> _HOW TO COMPLETE THIS TASK_: The complete listing that follows is to be set down again, exactly as it appears.
>>
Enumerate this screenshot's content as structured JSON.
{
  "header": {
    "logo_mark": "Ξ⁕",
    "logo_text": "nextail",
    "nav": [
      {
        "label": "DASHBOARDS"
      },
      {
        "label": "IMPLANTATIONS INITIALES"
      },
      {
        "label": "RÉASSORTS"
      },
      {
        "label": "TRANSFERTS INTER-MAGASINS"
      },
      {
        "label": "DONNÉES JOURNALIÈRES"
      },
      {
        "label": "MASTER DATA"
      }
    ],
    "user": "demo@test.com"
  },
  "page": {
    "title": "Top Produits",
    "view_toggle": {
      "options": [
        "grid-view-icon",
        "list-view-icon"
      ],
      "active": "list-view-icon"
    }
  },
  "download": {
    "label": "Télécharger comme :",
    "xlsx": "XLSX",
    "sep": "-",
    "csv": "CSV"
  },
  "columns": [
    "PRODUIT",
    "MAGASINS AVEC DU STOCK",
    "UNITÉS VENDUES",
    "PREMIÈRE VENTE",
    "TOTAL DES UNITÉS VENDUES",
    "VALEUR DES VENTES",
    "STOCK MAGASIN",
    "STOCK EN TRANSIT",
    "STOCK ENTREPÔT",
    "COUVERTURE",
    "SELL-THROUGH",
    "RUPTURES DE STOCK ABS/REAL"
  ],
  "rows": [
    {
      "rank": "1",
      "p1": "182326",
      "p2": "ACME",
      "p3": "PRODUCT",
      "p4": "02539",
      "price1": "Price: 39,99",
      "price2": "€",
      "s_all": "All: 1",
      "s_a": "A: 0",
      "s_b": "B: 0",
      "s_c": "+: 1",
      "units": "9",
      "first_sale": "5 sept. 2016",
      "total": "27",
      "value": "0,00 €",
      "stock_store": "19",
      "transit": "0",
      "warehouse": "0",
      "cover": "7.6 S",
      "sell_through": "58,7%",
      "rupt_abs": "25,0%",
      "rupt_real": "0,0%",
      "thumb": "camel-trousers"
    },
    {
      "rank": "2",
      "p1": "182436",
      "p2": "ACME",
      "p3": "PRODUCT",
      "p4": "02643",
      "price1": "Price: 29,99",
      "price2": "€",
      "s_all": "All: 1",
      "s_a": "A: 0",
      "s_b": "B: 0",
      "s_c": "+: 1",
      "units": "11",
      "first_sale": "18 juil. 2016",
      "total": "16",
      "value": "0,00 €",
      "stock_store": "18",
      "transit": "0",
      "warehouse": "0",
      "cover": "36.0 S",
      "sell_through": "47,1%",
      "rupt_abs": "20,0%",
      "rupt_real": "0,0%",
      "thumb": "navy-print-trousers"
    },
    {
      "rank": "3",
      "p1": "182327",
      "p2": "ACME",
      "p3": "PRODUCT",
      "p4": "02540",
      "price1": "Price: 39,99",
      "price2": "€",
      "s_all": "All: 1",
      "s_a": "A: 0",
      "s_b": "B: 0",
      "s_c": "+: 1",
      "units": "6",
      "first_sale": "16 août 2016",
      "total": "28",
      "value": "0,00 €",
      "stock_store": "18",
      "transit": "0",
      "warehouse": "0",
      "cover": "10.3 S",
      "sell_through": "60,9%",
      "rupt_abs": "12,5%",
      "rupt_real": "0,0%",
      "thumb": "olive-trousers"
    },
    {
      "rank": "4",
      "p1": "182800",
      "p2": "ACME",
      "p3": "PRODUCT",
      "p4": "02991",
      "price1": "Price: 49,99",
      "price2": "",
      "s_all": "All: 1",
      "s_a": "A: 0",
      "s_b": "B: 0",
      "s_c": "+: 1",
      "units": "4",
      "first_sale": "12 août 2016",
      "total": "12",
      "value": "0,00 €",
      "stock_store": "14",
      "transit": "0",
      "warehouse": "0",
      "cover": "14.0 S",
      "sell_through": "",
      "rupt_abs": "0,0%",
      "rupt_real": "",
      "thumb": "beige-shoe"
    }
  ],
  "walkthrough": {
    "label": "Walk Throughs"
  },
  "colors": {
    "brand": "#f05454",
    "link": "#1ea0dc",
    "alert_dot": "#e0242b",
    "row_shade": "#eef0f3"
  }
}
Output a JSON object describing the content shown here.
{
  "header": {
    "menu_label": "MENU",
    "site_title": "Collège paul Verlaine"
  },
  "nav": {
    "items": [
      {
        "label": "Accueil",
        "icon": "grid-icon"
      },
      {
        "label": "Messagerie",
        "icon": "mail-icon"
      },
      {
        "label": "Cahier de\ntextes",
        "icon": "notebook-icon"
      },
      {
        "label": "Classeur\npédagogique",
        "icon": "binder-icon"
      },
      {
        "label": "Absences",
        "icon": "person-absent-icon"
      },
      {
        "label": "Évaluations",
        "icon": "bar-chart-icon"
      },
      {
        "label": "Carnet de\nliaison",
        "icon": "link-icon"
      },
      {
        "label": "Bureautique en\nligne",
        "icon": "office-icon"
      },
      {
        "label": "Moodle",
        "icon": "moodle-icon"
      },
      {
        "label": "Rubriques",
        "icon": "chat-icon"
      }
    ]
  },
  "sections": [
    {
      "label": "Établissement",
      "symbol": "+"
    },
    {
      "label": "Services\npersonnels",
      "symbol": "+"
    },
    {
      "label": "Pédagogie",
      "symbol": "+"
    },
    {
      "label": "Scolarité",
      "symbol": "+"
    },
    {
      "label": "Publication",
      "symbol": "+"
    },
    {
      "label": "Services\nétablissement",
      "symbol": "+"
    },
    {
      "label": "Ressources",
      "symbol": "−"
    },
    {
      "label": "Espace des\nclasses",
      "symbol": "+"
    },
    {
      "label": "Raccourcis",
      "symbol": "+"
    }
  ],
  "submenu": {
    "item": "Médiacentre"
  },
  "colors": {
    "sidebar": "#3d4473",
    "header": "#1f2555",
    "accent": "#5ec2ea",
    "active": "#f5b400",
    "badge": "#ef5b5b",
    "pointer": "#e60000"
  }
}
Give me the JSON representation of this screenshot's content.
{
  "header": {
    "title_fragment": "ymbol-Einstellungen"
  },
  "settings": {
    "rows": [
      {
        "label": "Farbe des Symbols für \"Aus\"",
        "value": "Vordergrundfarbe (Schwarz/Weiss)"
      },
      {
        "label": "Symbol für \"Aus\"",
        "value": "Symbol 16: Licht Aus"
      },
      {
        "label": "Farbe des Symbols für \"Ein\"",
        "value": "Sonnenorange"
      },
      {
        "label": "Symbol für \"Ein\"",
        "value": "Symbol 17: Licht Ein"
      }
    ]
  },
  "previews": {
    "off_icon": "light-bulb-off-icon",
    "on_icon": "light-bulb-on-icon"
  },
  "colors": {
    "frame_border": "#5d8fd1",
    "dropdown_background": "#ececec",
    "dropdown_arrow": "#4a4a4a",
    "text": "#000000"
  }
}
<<
> _SOLUTION TO THIS EXERCISE_:
Enumerate this screenshot's content as structured JSON.
{
  "header": {
    "logo_mark": "Ξ⁕",
    "logo_text": "nextail",
    "nav": [
      {
        "label": "DASHBOARDS"
      },
      {
        "label": "IMPLANTATIONS INITIALES"
      },
      {
        "label": "RÉASSORTS"
      },
      {
        "label": "TRANSFERTS INTER-MAGASINS"
      },
      {
        "label": "DONNÉES JOURNALIÈRES"
      },
      {
        "label": "MASTER DATA"
      }
    ],
    "user": "demo@test.com"
  },
  "page": {
    "title": "Top Produits",
    "view_toggle": {
      "options": [
        "grid-view-icon",
        "list-view-icon"
      ],
      "active": "list-view-icon"
    }
  },
  "download": {
    "label": "Télécharger comme :",
    "xlsx": "XLSX",
    "sep": "-",
    "csv": "CSV"
  },
  "columns": [
    "PRODUIT",
    "MAGASINS AVEC DU STOCK",
    "UNITÉS VENDUES",
    "PREMIÈRE VENTE",
    "TOTAL DES UNITÉS VENDUES",
    "VALEUR DES VENTES",
    "STOCK MAGASIN",
    "STOCK EN TRANSIT",
    "STOCK ENTREPÔT",
    "COUVERTURE",
    "SELL-THROUGH",
    "RUPTURES DE STOCK ABS/REAL"
  ],
  "rows": [
    {
      "rank": "1",
      "p1": "182326",
      "p2": "ACME",
      "p3": "PRODUCT",
      "p4": "02539",
      "price1": "Price: 39,99",
      "price2": "€",
      "s_all": "All: 1",
      "s_a": "A: 0",
      "s_b": "B: 0",
      "s_c": "+: 1",
      "units": "9",
      "first_sale": "5 sept. 2016",
      "total": "27",
      "value": "0,00 €",
      "stock_store": "19",
      "transit": "0",
      "warehouse": "0",
      "cover": "7.6 S",
      "sell_through": "58,7%",
      "rupt_abs": "25,0%",
      "rupt_real": "0,0%",
      "thumb": "camel-trousers"
    },
    {
      "rank": "2",
      "p1": "182436",
      "p2": "ACME",
      "p3": "PRODUCT",
      "p4": "02643",
      "price1": "Price: 29,99",
      "price2": "€",
      "s_all": "All: 1",
      "s_a": "A: 0",
      "s_b": "B: 0",
      "s_c": "+: 1",
      "units": "11",
      "first_sale": "18 juil. 2016",
      "total": "16",
      "value": "0,00 €",
      "stock_store": "18",
      "transit": "0",
      "warehouse": "0",
      "cover": "36.0 S",
      "sell_through": "47,1%",
      "rupt_abs": "20,0%",
      "rupt_real": "0,0%",
      "thumb": "navy-print-trousers"
    },
    {
      "rank": "3",
      "p1": "182327",
      "p2": "ACME",
      "p3": "PRODUCT",
      "p4": "02540",
      "price1": "Price: 39,99",
      "price2": "€",
      "s_all": "All: 1",
      "s_a": "A: 0",
      "s_b": "B: 0",
      "s_c": "+: 1",
      "units": "6",
      "first_sale": "16 août 2016",
      "total": "28",
      "value": "0,00 €",
      "stock_store": "18",
      "transit": "0",
      "warehouse": "0",
      "cover": "10.3 S",
      "sell_through": "60,9%",
      "rupt_abs": "12,5%",
      "rupt_real": "0,0%",
      "thumb": "olive-trousers"
    },
    {
      "rank": "4",
      "p1": "182800",
      "p2": "ACME",
      "p3": "PRODUCT",
      "p4": "02991",
      "price1": "Price: 49,99",
      "price2": "",
      "s_all": "All: 1",
      "s_a": "A: 0",
      "s_b": "B: 0",
      "s_c": "+: 1",
      "units": "4",
      "first_sale": "12 août 2016",
      "total": "12",
      "value": "0,00 €",
      "stock_store": "14",
      "transit": "0",
      "warehouse": "0",
      "cover": "14.0 S",
      "sell_through": "",
      "rupt_abs": "0,0%",
      "rupt_real": "",
      "thumb": "beige-shoe"
    }
  ],
  "walkthrough": {
    "label": "Walk Throughs"
  },
  "colors": {
    "brand": "#f05454",
    "link": "#1ea0dc",
    "alert_dot": "#e0242b",
    "row_shade": "#eef0f3"
  }
}
Output a JSON object describing the content shown here.
{
  "header": {
    "menu_label": "MENU",
    "site_title": "Collège paul Verlaine"
  },
  "nav": {
    "items": [
      {
        "label": "Accueil",
        "icon": "grid-icon"
      },
      {
        "label": "Messagerie",
        "icon": "mail-icon"
      },
      {
        "label": "Cahier de\ntextes",
        "icon": "notebook-icon"
      },
      {
        "label": "Classeur\npédagogique",
        "icon": "binder-icon"
      },
      {
        "label": "Absences",
        "icon": "person-absent-icon"
      },
      {
        "label": "Évaluations",
        "icon": "bar-chart-icon"
      },
      {
        "label": "Carnet de\nliaison",
        "icon": "link-icon"
      },
      {
        "label": "Bureautique en\nligne",
        "icon": "office-icon"
      },
      {
        "label": "Moodle",
        "icon": "moodle-icon"
      },
      {
        "label": "Rubriques",
        "icon": "chat-icon"
      }
    ]
  },
  "sections": [
    {
      "label": "Établissement",
      "symbol": "+"
    },
    {
      "label": "Services\npersonnels",
      "symbol": "+"
    },
    {
      "label": "Pédagogie",
      "symbol": "+"
    },
    {
      "label": "Scolarité",
      "symbol": "+"
    },
    {
      "label": "Publication",
      "symbol": "+"
    },
    {
      "label": "Services\nétablissement",
      "symbol": "+"
    },
    {
      "label": "Ressources",
      "symbol": "−"
    },
    {
      "label": "Espace des\nclasses",
      "symbol": "+"
    },
    {
      "label": "Raccourcis",
      "symbol": "+"
    }
  ],
  "submenu": {
    "item": "Médiacentre"
  },
  "colors": {
    "sidebar": "#3d4473",
    "header": "#1f2555",
    "accent": "#5ec2ea",
    "active": "#f5b400",
    "badge": "#ef5b5b",
    "pointer": "#e60000"
  }
}
Give me the JSON representation of this screenshot's content.
{
  "header": {
    "title_fragment": "ymbol-Einstellungen"
  },
  "settings": {
    "rows": [
      {
        "label": "Farbe des Symbols für \"Aus\"",
        "value": "Vordergrundfarbe (Schwarz/Weiss)"
      },
      {
        "label": "Symbol für \"Aus\"",
        "value": "Symbol 16: Licht Aus"
      },
      {
        "label": "Farbe des Symbols für \"Ein\"",
        "value": "Sonnenorange"
      },
      {
        "label": "Symbol für \"Ein\"",
        "value": "Symbol 17: Licht Ein"
      }
    ]
  },
  "previews": {
    "off_icon": "light-bulb-off-icon",
    "on_icon": "light-bulb-on-icon"
  },
  "colors": {
    "frame_border": "#5d8fd1",
    "dropdown_background": "#ececec",
    "dropdown_arrow": "#4a4a4a",
    "text": "#000000"
  }
}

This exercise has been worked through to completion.